Windy Nation and Renology are both reliable brands. My Renology kit:
If you don't want the golf cart batteries, you can buy two group 27 12-volts and run them in parallel. That should give you about 80 to 85 amp hours of USABLE capacity...more than double what you have now.
From there, you could add a small inverter for 120 volt power during quiet hours, but, like my use, you must be VERY careful how much you draw thru an inverter, because they absolutely inhale power at staggering rates.
And one more thing. That cute stereo/entertainment system built into your rig sucks power relentlessly. Those pretty LEDs never give up. I'm pulling mine out of the face plate and installing a switch in the power line to ensure it shuts off 100%. 120 volt TVs only have parasitic draws on live outlets, but the trend today is 12 volt TVs. Pull the plug. If you want entertainment, feel free to turn it on and calculate the load. But it shouldn't be draining your battery when you're not using it.
One last thing. How do you know how much power things use? Simple math. Everything in your rig has an owner's manual with power specs. The specs will include either watts or amps for all items - both 12 and 120 volts.
When boondocking, only the 12 volt items count, but they ALL count.
This calculator can help: https://www.rapidtables.com/calc/ele...alculator.html

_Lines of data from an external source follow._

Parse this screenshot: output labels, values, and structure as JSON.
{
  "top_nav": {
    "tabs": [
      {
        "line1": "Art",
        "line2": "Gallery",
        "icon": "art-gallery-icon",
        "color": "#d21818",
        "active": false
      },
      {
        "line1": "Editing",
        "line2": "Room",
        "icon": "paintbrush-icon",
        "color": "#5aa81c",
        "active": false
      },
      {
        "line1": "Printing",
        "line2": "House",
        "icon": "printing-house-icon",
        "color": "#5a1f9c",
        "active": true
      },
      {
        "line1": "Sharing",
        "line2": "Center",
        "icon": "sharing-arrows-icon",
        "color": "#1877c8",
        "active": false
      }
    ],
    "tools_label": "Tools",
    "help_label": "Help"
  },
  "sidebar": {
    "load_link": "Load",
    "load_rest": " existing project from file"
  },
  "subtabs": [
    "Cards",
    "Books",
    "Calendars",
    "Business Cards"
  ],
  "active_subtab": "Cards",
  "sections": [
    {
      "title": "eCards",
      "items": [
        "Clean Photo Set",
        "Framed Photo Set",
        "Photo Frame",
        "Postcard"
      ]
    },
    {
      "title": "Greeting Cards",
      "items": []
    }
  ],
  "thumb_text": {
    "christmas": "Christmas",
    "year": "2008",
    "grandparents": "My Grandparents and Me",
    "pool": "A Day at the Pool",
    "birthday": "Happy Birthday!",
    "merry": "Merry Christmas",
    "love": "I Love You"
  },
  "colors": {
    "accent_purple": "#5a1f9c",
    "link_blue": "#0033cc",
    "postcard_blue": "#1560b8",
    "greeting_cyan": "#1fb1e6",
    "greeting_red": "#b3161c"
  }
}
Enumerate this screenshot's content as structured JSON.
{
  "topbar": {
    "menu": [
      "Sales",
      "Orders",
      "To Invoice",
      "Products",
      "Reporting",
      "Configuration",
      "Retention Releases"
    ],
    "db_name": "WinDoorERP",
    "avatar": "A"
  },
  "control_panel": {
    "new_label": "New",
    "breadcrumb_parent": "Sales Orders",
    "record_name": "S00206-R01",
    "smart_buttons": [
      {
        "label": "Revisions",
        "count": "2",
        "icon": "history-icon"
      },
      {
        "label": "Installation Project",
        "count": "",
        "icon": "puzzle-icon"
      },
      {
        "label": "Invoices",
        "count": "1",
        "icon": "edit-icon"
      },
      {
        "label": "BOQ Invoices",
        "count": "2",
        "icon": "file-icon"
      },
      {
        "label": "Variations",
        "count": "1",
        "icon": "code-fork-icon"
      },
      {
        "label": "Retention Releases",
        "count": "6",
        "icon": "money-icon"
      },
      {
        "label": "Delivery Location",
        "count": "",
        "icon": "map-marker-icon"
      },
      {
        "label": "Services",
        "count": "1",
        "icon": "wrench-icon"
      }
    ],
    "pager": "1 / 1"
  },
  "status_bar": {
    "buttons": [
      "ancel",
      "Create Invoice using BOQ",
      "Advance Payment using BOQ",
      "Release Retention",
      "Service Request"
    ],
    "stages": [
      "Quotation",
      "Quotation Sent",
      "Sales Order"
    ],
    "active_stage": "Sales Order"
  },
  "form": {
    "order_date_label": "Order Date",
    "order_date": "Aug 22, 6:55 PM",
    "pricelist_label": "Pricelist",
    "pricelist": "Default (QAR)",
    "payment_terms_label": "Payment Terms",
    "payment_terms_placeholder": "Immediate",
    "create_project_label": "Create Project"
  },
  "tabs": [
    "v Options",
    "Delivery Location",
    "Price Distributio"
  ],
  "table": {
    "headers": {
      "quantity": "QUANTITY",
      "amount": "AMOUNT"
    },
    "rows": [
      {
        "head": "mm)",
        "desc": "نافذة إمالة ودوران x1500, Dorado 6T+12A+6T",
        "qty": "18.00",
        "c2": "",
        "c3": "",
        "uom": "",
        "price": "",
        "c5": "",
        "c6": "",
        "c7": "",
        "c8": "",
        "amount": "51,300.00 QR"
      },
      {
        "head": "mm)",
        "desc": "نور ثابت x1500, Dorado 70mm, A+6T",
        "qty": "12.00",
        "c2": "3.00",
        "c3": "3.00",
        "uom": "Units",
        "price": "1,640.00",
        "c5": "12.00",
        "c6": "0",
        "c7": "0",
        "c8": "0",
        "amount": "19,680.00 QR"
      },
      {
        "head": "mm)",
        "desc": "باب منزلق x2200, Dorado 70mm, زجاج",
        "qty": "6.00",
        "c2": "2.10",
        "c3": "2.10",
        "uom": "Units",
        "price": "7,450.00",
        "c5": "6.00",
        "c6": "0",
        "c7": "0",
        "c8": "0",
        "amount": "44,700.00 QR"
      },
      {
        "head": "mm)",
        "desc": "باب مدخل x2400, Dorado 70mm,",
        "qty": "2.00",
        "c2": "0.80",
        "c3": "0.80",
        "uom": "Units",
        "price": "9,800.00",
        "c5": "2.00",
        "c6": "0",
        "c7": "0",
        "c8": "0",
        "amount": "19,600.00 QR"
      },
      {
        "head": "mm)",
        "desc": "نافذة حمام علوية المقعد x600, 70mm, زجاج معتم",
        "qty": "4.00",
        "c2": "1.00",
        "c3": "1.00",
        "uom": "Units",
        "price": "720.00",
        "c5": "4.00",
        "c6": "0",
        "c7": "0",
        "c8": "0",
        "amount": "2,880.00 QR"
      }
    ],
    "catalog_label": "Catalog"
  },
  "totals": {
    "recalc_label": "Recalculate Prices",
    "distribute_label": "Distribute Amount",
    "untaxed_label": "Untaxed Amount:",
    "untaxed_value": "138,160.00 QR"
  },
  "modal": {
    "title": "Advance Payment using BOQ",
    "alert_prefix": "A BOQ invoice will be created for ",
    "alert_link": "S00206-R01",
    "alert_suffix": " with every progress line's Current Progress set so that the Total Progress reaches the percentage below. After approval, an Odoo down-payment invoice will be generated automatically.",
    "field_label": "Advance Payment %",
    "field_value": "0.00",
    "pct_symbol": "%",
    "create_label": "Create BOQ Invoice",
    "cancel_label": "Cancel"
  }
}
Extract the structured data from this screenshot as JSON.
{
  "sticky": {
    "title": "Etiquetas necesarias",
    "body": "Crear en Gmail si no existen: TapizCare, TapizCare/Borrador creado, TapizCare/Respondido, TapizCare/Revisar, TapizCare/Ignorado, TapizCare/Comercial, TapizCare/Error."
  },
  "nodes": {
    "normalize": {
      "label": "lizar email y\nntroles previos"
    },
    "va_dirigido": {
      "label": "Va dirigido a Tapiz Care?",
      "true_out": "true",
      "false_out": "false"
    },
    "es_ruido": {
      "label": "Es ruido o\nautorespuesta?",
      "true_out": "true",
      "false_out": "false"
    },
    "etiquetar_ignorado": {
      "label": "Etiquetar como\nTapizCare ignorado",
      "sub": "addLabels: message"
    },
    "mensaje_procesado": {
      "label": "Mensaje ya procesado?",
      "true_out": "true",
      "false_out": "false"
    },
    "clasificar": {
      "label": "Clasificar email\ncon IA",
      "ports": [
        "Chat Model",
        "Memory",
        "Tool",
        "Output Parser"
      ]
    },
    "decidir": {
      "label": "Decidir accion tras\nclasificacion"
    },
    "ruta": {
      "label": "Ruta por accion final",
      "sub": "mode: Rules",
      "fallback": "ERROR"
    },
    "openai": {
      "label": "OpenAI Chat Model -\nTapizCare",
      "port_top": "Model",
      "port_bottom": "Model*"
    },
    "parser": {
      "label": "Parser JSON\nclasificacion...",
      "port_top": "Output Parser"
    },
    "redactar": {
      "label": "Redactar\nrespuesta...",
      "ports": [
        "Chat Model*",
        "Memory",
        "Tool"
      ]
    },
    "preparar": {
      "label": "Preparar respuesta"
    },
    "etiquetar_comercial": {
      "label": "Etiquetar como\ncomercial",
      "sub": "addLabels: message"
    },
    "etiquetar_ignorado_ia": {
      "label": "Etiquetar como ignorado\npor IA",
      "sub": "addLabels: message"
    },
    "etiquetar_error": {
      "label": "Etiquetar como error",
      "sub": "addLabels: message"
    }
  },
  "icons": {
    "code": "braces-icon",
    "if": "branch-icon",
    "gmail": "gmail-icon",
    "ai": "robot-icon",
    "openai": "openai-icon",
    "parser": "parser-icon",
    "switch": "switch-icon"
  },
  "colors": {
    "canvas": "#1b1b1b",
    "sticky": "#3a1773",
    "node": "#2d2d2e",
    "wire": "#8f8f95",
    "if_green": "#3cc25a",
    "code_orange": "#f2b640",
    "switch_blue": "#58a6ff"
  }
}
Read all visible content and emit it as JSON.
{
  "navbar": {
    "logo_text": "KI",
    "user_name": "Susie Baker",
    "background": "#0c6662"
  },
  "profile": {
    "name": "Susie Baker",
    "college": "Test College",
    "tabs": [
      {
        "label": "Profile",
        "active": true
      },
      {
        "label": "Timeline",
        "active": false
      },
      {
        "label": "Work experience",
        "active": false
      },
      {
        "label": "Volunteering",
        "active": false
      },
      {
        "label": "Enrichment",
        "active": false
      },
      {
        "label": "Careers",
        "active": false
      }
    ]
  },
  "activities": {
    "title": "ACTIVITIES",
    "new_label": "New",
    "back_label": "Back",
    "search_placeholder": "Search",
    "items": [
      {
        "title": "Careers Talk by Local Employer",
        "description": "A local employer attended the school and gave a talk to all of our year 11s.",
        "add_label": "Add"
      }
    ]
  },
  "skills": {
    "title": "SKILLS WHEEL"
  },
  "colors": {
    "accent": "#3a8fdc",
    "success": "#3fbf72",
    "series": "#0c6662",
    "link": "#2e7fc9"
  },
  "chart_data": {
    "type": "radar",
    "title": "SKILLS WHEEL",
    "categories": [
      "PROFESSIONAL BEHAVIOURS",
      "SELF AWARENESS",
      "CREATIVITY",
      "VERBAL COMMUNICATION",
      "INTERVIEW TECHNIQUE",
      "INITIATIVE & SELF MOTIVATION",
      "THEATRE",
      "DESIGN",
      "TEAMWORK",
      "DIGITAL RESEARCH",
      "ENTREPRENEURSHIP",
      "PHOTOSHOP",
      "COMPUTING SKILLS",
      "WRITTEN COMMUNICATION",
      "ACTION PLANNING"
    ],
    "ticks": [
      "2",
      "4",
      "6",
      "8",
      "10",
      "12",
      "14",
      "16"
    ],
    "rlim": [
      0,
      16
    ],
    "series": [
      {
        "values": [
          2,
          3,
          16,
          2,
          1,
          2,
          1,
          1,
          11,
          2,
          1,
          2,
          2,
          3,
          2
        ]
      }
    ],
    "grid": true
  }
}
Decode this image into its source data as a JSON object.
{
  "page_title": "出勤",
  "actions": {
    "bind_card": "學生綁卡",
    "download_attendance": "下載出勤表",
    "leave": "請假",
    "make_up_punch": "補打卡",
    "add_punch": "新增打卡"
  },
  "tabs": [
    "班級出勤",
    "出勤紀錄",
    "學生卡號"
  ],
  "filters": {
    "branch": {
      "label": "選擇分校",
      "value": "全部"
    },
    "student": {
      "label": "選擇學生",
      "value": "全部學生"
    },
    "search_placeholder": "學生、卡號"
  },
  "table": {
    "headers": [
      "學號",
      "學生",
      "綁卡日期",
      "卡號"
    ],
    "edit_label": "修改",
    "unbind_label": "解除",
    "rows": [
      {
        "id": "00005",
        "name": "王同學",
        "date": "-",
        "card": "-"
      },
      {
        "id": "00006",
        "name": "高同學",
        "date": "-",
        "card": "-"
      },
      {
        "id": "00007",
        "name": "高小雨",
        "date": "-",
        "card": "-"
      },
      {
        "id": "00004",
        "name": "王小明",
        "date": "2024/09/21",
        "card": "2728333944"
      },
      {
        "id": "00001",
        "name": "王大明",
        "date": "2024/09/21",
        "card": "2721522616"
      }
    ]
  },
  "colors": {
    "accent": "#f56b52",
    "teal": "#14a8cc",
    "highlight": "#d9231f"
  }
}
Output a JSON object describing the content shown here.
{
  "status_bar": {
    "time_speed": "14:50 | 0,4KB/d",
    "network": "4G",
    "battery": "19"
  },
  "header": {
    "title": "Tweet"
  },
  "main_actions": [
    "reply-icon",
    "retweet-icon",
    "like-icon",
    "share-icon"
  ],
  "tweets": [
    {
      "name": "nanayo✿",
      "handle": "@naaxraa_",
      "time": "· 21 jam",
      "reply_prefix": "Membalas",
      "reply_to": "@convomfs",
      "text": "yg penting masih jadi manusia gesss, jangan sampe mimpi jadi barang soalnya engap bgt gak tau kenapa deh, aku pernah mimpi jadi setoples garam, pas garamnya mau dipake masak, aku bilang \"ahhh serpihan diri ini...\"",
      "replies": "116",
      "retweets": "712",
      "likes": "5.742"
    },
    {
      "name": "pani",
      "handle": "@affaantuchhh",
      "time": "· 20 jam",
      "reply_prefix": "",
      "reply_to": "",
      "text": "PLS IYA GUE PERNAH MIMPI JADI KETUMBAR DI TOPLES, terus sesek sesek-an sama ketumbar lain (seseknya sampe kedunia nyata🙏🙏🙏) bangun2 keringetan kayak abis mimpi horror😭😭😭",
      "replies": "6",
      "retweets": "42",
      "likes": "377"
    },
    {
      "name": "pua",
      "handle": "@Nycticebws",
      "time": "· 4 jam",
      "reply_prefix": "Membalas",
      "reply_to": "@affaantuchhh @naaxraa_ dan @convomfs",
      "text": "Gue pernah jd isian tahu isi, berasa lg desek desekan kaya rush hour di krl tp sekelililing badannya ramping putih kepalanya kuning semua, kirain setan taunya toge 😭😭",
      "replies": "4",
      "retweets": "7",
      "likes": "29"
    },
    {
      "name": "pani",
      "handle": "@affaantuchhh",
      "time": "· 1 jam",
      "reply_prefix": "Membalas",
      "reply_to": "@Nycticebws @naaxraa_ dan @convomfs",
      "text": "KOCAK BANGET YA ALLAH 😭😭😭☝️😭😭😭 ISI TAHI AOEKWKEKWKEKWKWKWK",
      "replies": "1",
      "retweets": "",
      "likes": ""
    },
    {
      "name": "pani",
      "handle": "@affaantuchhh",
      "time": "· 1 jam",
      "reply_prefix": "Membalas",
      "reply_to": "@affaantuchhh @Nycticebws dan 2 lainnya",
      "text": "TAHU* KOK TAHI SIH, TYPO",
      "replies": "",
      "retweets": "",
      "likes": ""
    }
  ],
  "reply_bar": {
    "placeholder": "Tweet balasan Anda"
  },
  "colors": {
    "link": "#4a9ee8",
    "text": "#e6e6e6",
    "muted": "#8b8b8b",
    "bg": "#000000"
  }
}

Current is what matters. Amps...add up to amp hours....the most important number. Convert watts to amps with the calculator...using 12 volts. Always 12 volts, because that's your power source.
If you get an inverter and run a 120 volt appliance thru the inverter, it's still drawing from 12 volts, so always plug 12 volts into the calculator.
Example: my electric blanket is rated at 360 watts. Enter 360 watts and 12 volts and you get 30 amps.
Boondocking is the best camping. To boondock you must start with enough battery and enough charging capacity and then know your loads. And, of course, you equipment must be in working order.